== PROBLEM TO SOLVE ==
Go through the records and copy each line where the string "hugomrdias" occurs.

= Beginning of Section =

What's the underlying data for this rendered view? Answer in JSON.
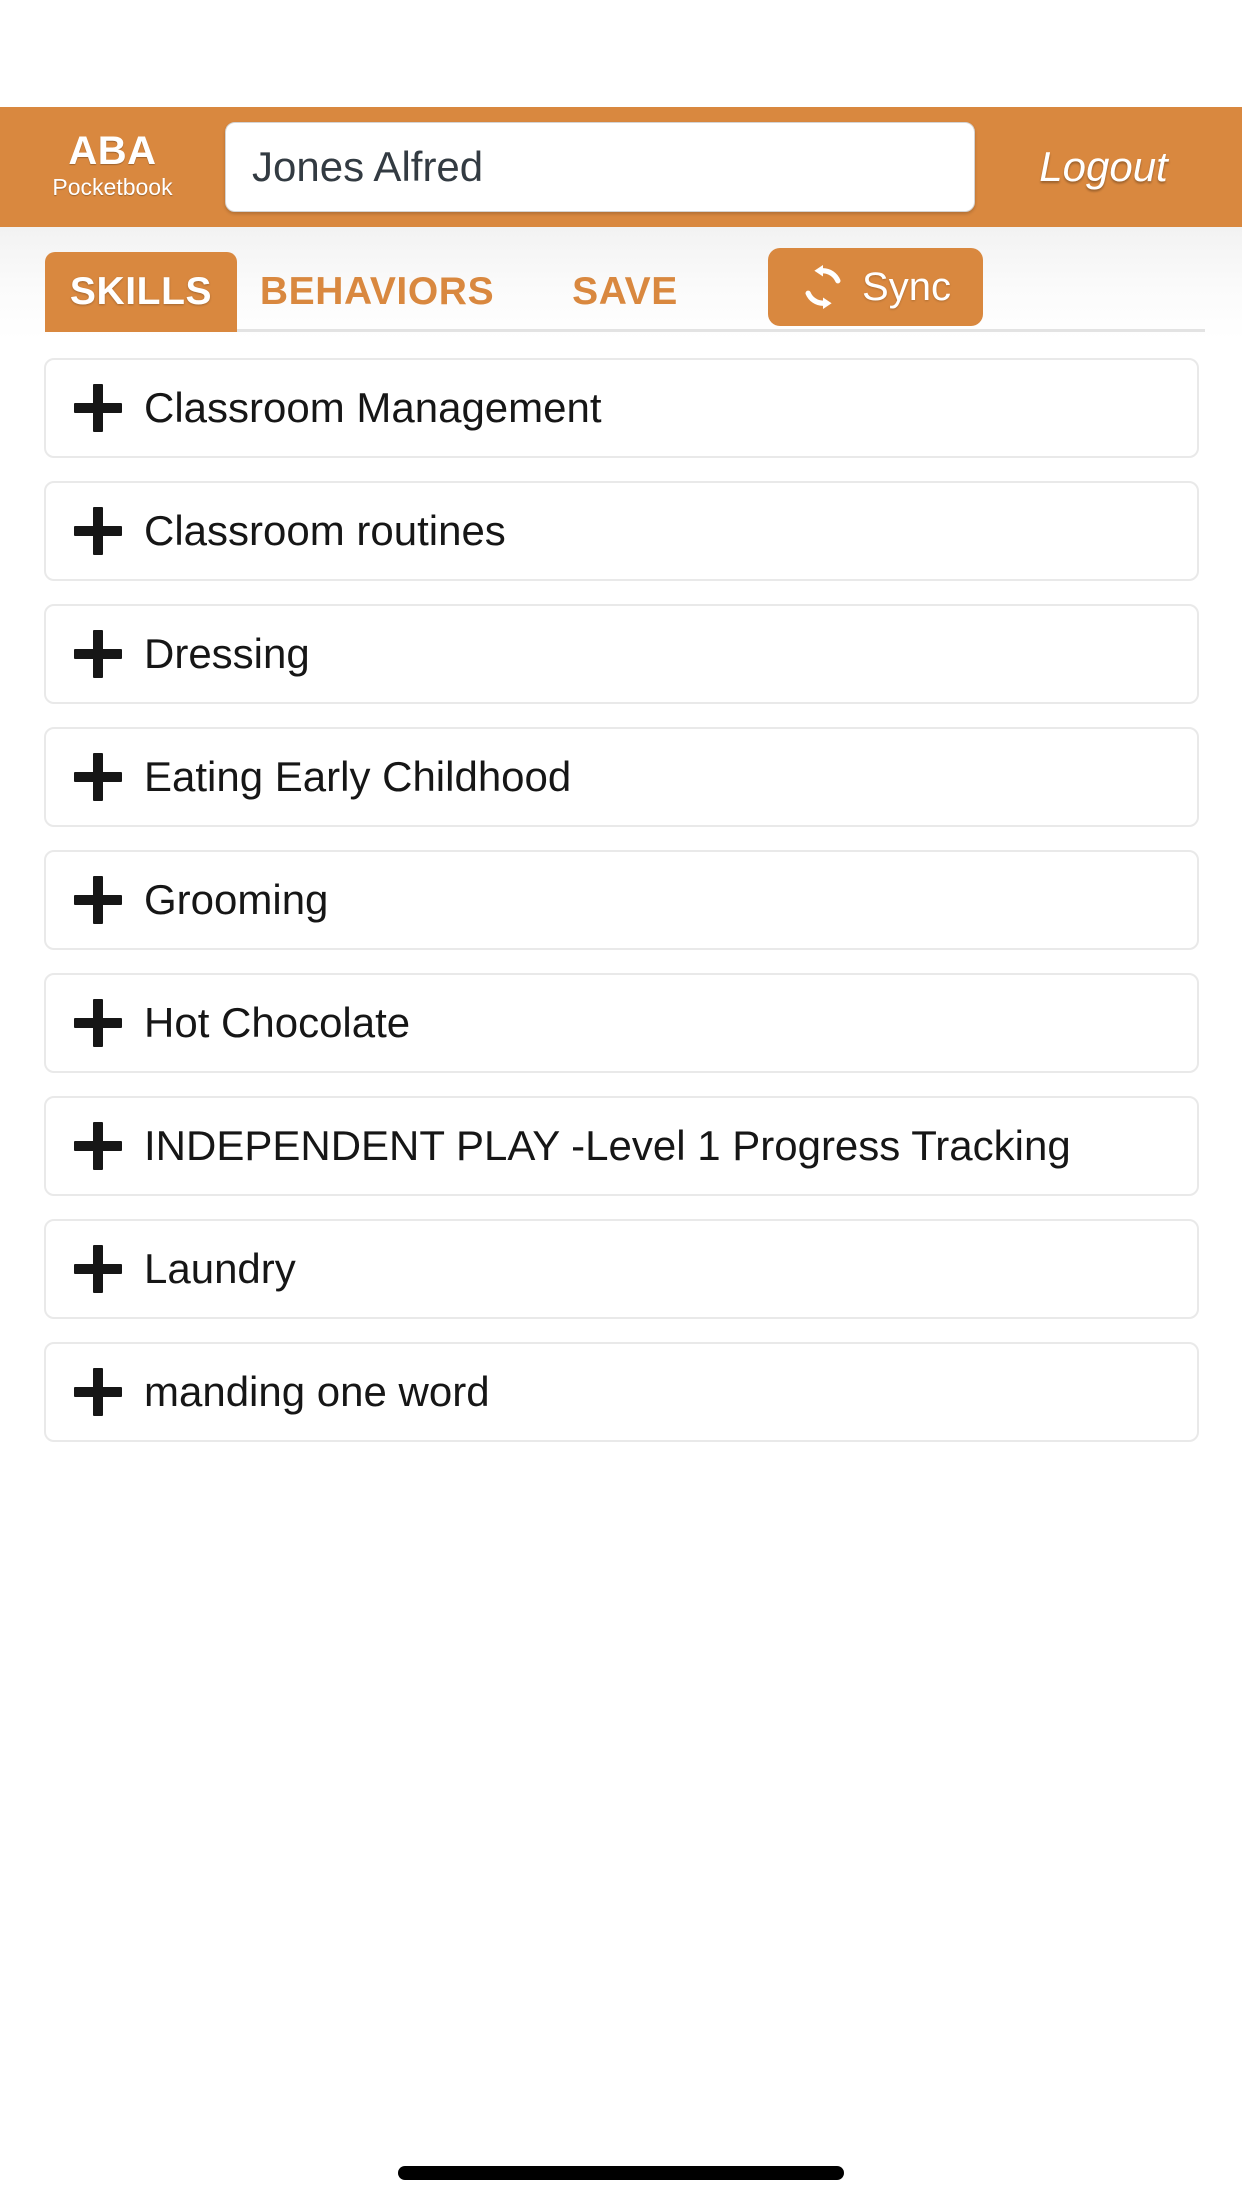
{
  "brand": {
    "title": "ABA",
    "subtitle": "Pocketbook"
  },
  "header": {
    "client_name": "Jones Alfred",
    "client_placeholder": "Jones Alfred",
    "logout_label": "Logout"
  },
  "tabs": [
    {
      "id": "skills",
      "label": "SKILLS",
      "active": true
    },
    {
      "id": "behaviors",
      "label": "BEHAVIORS",
      "active": false
    },
    {
      "id": "save",
      "label": "SAVE",
      "active": false
    }
  ],
  "sync": {
    "label": "Sync",
    "icon": "sync-refresh-icon"
  },
  "skills": {
    "expand_icon": "plus-icon",
    "items": [
      {
        "label": "Classroom Management"
      },
      {
        "label": "Classroom routines"
      },
      {
        "label": "Dressing"
      },
      {
        "label": "Eating Early Childhood"
      },
      {
        "label": "Grooming"
      },
      {
        "label": "Hot Chocolate"
      },
      {
        "label": "INDEPENDENT PLAY -Level 1 Progress Tracking"
      },
      {
        "label": "Laundry"
      },
      {
        "label": "manding one word"
      }
    ]
  },
  "colors": {
    "accent": "#d9883f",
    "text": "#161616",
    "card_border": "#e9e9e9",
    "page_bg": "#ffffff"
  }
}
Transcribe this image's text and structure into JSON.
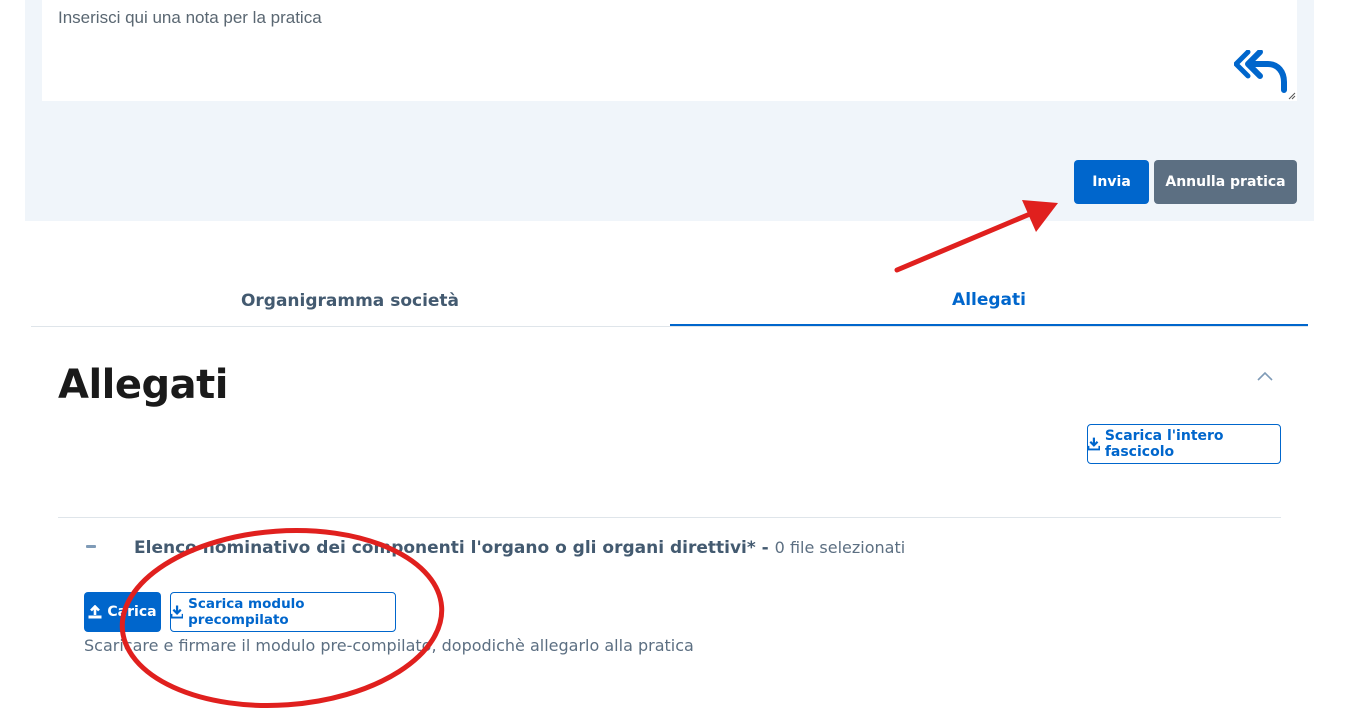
{
  "note": {
    "text": "Inserisci qui una nota per la pratica"
  },
  "actions": {
    "send_label": "Invia",
    "cancel_label": "Annulla pratica"
  },
  "tabs": [
    {
      "label": "Organigramma società",
      "active": false
    },
    {
      "label": "Allegati",
      "active": true
    }
  ],
  "section": {
    "title": "Allegati",
    "download_all_label": "Scarica l'intero fascicolo",
    "item": {
      "title": "Elenco nominativo dei componenti l'organo o gli organi direttivi*",
      "separator": " - ",
      "count_text": "0 file selezionati",
      "upload_label": "Carica",
      "download_module_label": "Scarica modulo precompilato",
      "hint": "Scaricare e firmare il modulo pre-compilato, dopodichè allegarlo alla pratica"
    }
  },
  "icons": {
    "reply": "reply-all-icon",
    "upload": "upload-icon",
    "download": "download-icon",
    "collapse": "chevron-up-icon"
  },
  "colors": {
    "accent": "#0066cc",
    "annotation": "#e0201e",
    "secondary": "#5c6f82",
    "panel": "#f0f5fa"
  }
}
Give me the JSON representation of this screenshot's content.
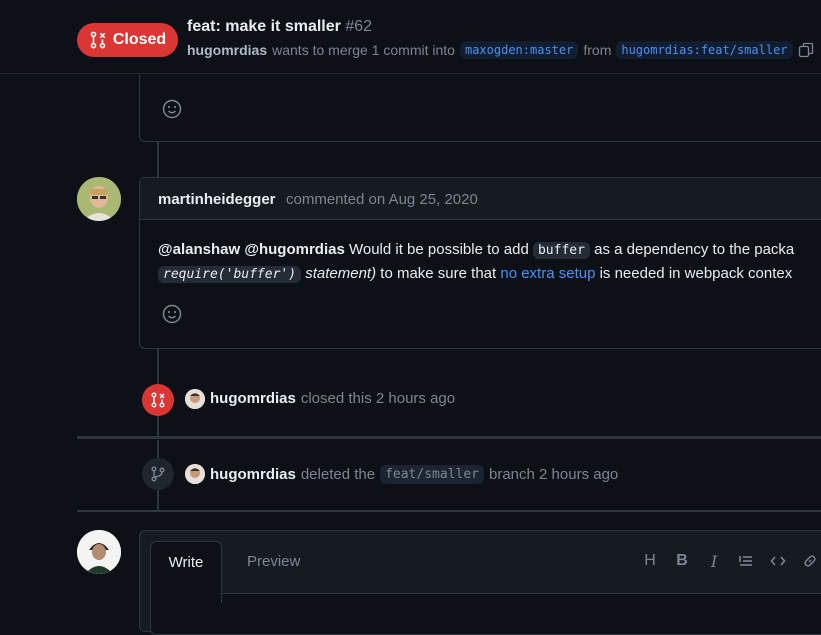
{
  "header": {
    "state_label": "Closed",
    "title": "feat: make it smaller",
    "number": "#62",
    "author": "hugomrdias",
    "merge_text": "wants to merge 1 commit into",
    "base_branch": "maxogden:master",
    "from_text": "from",
    "head_branch": "hugomrdias:feat/smaller",
    "state_color": "#da3633"
  },
  "comment": {
    "author": "martinheidegger",
    "meta": "commented on Aug 25, 2020",
    "mention1": "@alanshaw",
    "mention2": "@hugomrdias",
    "text1": "Would it be possible to add",
    "code1": "buffer",
    "text2": "as a dependency to the packa",
    "code2": "require('buffer')",
    "text3": "statement)",
    "text4": "to make sure that",
    "link": "no extra setup",
    "text5": "is needed in webpack contex"
  },
  "events": [
    {
      "actor": "hugomrdias",
      "action": "closed this 2 hours ago",
      "icon": "git-pull-request-closed-icon"
    },
    {
      "actor": "hugomrdias",
      "action_pre": "deleted the",
      "branch": "feat/smaller",
      "action_post": "branch 2 hours ago",
      "icon": "git-branch-icon"
    }
  ],
  "composer": {
    "tab_write": "Write",
    "tab_preview": "Preview",
    "toolbar_icons": [
      "heading-icon",
      "bold-icon",
      "italic-icon",
      "quote-icon",
      "code-icon",
      "link-icon"
    ],
    "toolbar_glyphs": {
      "heading": "H",
      "bold": "B",
      "italic": "I"
    }
  }
}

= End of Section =

== RESULT ==
    "author": "hugomrdias",
    "head_branch": "hugomrdias:feat/smaller",
    "mention2": "@hugomrdias",
      "actor": "hugomrdias",
      "actor": "hugomrdias",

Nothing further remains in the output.